On May 7, 2017, France elected former French Minister of the Economy, Finance and Industry Emmanuel Macron, over National Front Party President Marine Le Pen to serve as the next President of France. Macron, founder of his party, En Marche!, stood out in the election as a centrist and liberal, a strong contrast to his opponent Le Pen, the leader of France’s far-right party.
Le Pen’s father, Jean-Marie Le Pen, founded the National Front party and is notorious for his anti-semitic beliefs. While leader of the party, Jean-Marie proposed deporting three million immigrants, and denied the existence of the Holocaust. Le Pen eventually expelled her father from the party for his controversial statements, and steered the party away from anti-semitism. The French election caught the world’s eye as many claimed it could determine the future of the European Union. The United Kingdom, in 2016, voted to leave the EU, a decision Le Pen strongly agreed with. If she were elected as President, Le Pen stated that she would withdraw France from the “eurozone” and implement a new currency for the country, and while she didn’t want a full “Frexit,” she suggested to negotiate to restore French sovereignty under the EU.
However, although President-elect Macron is a strong supporter of the EU, it is worth understanding why such anti-EU sentiment is growing in Europe.
Spencer Rosen ’18, a student from London, responded to this sentiment, stating, “Brexit was based on anti-immigration. People are playing off the fear of islamic radicalism, and people have seen incidents in Sweden, or France, or even in the UK. People are equating radicalists with immigrants.”
Anti-immigration ideology dominated other recent European elections. During March 2017, Geert Wilders gained popularity in the Dutch election with anti-Islamic, anti-immigrant rhetoric, proposing policies such as paying Muslim residents to leave the country. Wilders proposed leaving the EU in order to ensure less immigration. A similar shift was present in Denmark, where the New Right party proposed leaving the EU to further limit immigration.
“It’s becoming a popular way for politicians to get new votes,” observed Angel Paes ’17, a Spanish post-graduate student. “They want to stop Syrian refugees because of a few uncorrelated incidents…They don’t want new people in their country.”
Noah Lang ’18, also from Spain, described how the EU is advantageous from an economic point of view: “There is a ridiculous amount of corruption… Because of this, Spain benefits from there being an EU.”
Paes elaborated, “Some ‘populists’ in Spain, they wanted to leave the EU, because of the economics and debt. Now it’s all about immigration, not economics.”
While both Le Pen and Wilders lost their elections, their ideologies still play a significant role in European politics, while the UK is still on track to leave the EU. Paes described the impact of shifting voter demographics, stating, “I think in the future Europe will become very conservative, very anti-immigrant. People don’t know the power they have, [so] they are just voting on impulses.”

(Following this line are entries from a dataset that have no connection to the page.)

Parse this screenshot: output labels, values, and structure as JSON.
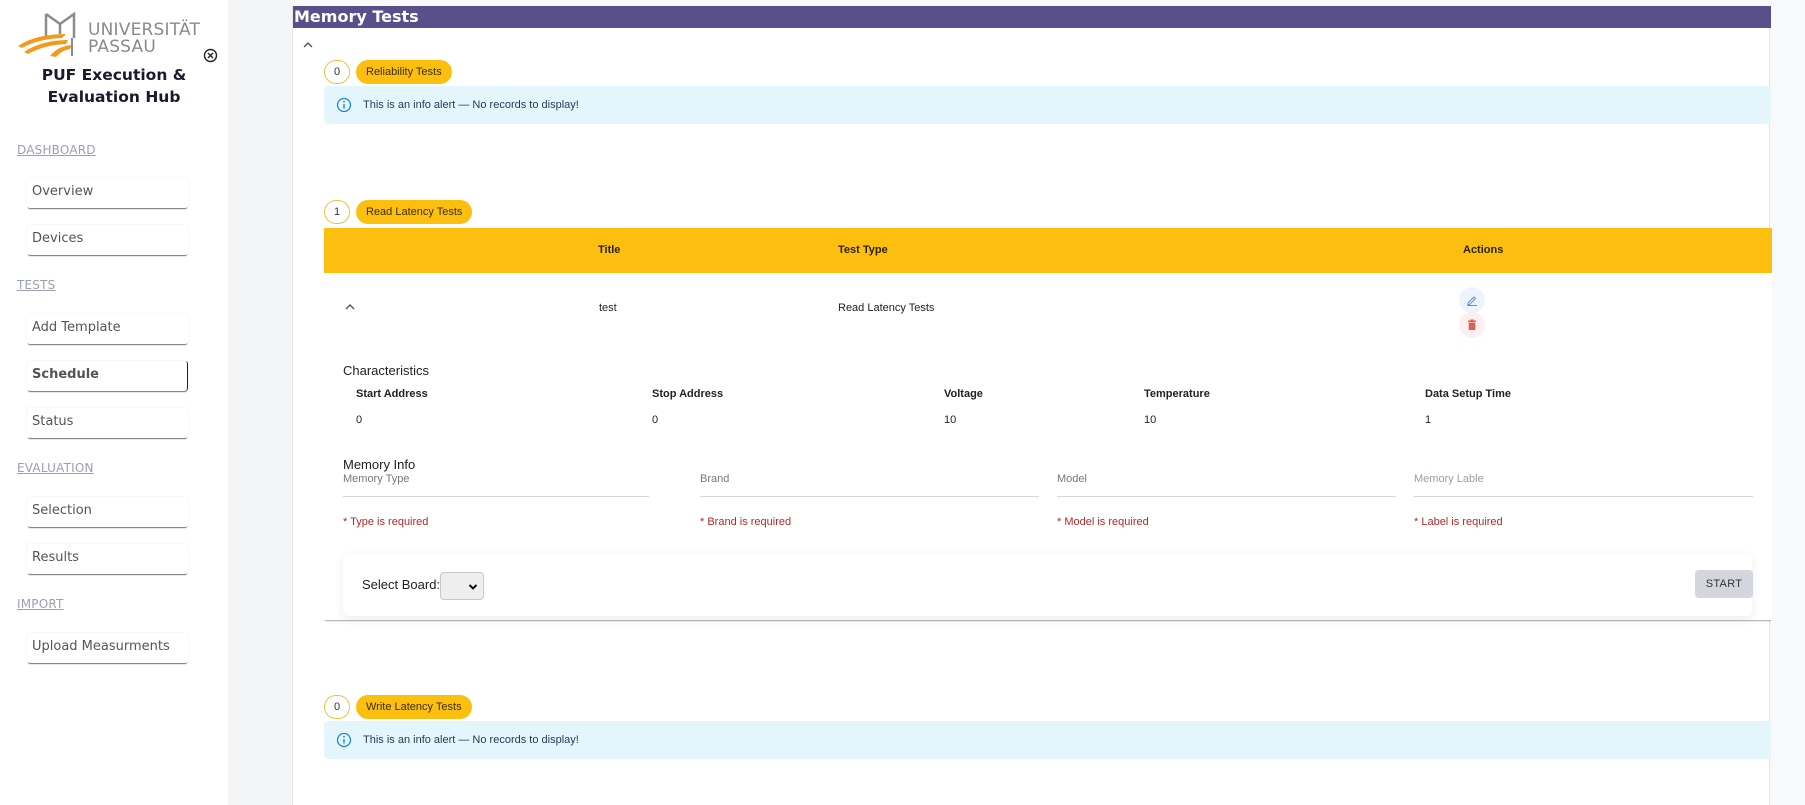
{
  "sidebar": {
    "logo": {
      "line1": "UNIVERSITÄT",
      "line2": "PASSAU"
    },
    "app_title": "PUF Execution & Evaluation Hub",
    "sections": [
      {
        "label": "DASHBOARD",
        "items": [
          {
            "label": "Overview"
          },
          {
            "label": "Devices"
          }
        ]
      },
      {
        "label": "TESTS",
        "items": [
          {
            "label": "Add Template"
          },
          {
            "label": "Schedule",
            "active": true
          },
          {
            "label": "Status"
          }
        ]
      },
      {
        "label": "EVALUATION",
        "items": [
          {
            "label": "Selection"
          },
          {
            "label": "Results"
          }
        ]
      },
      {
        "label": "IMPORT",
        "items": [
          {
            "label": "Upload Measurments"
          }
        ]
      }
    ]
  },
  "main": {
    "title": "Memory Tests",
    "groups": [
      {
        "count": "0",
        "label": "Reliability Tests",
        "alert": "This is an info alert — No records to display!"
      },
      {
        "count": "1",
        "label": "Read Latency Tests"
      },
      {
        "count": "0",
        "label": "Write Latency Tests",
        "alert": "This is an info alert — No records to display!"
      }
    ],
    "table": {
      "columns": [
        "Title",
        "Test Type",
        "Actions"
      ],
      "rows": [
        {
          "title": "test",
          "test_type": "Read Latency Tests",
          "characteristics_title": "Characteristics",
          "characteristics": [
            {
              "label": "Start Address",
              "value": "0"
            },
            {
              "label": "Stop Address",
              "value": "0"
            },
            {
              "label": "Voltage",
              "value": "10"
            },
            {
              "label": "Temperature",
              "value": "10"
            },
            {
              "label": "Data Setup Time",
              "value": "1"
            }
          ],
          "memory_info_title": "Memory Info",
          "memory_fields": [
            {
              "placeholder": "Memory Type",
              "error": "* Type is required"
            },
            {
              "placeholder": "Brand",
              "error": "* Brand is required"
            },
            {
              "placeholder": "Model",
              "error": "* Model is required"
            },
            {
              "placeholder": "Memory Lable",
              "error": "* Label is required"
            }
          ],
          "select_board_label": "Select Board:",
          "select_board_value": "",
          "start_label": "START"
        }
      ]
    }
  },
  "colors": {
    "header": "#594f8a",
    "accent": "#fdbf0f",
    "alert_bg": "#e5f5fc",
    "error": "#b02a2a",
    "logo_orange": "#f39a1a"
  }
}
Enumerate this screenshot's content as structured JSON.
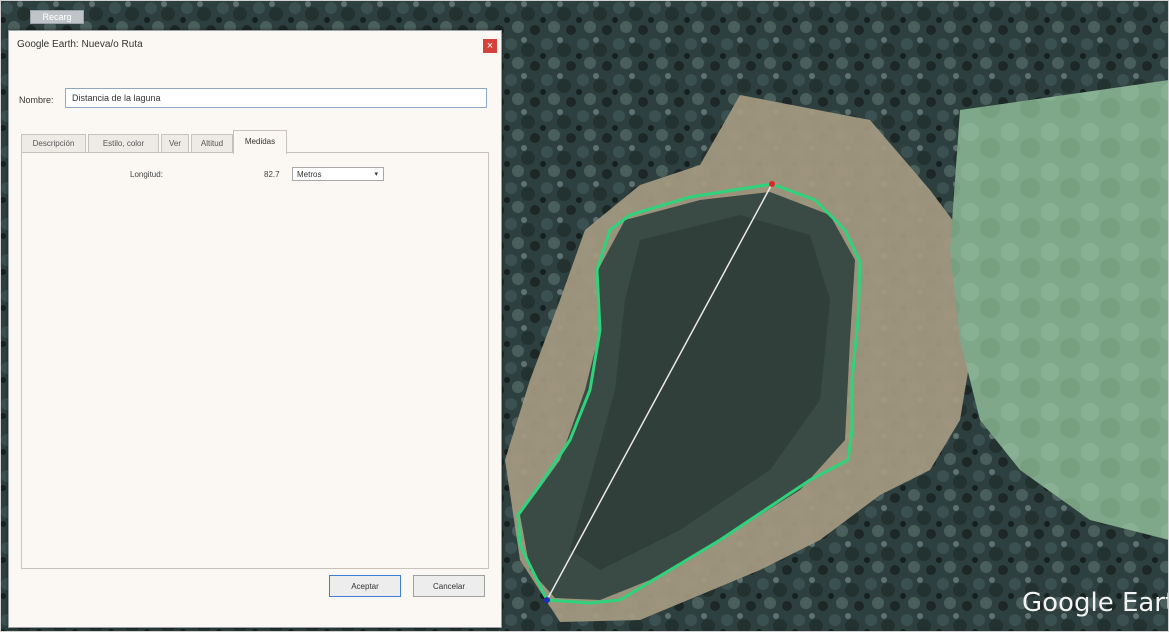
{
  "app": {
    "top_button": "Recarg"
  },
  "dialog": {
    "title": "Google Earth: Nueva/o Ruta",
    "close_label": "×",
    "name_label": "Nombre:",
    "name_value": "Distancia de la laguna",
    "tabs": [
      {
        "label": "Descripción"
      },
      {
        "label": "Estilo, color"
      },
      {
        "label": "Ver"
      },
      {
        "label": "Altitud"
      },
      {
        "label": "Medidas"
      }
    ],
    "active_tab": "Medidas",
    "measure": {
      "length_label": "Longitud:",
      "length_value": "82.7",
      "unit_value": "Metros",
      "arrow": "▾"
    },
    "buttons": {
      "accept": "Aceptar",
      "cancel": "Cancelar"
    }
  },
  "map": {
    "watermark": "Google Earth",
    "path_color": "#2fd37b",
    "line_color": "#e8e8e8"
  }
}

However, Rosen holds a more hopeful stance: “I see the EU in 15 years being stronger than it has been in the last 15 years. I believe that my generation believes firmly in Europe, and is going to restore the power of the EU.”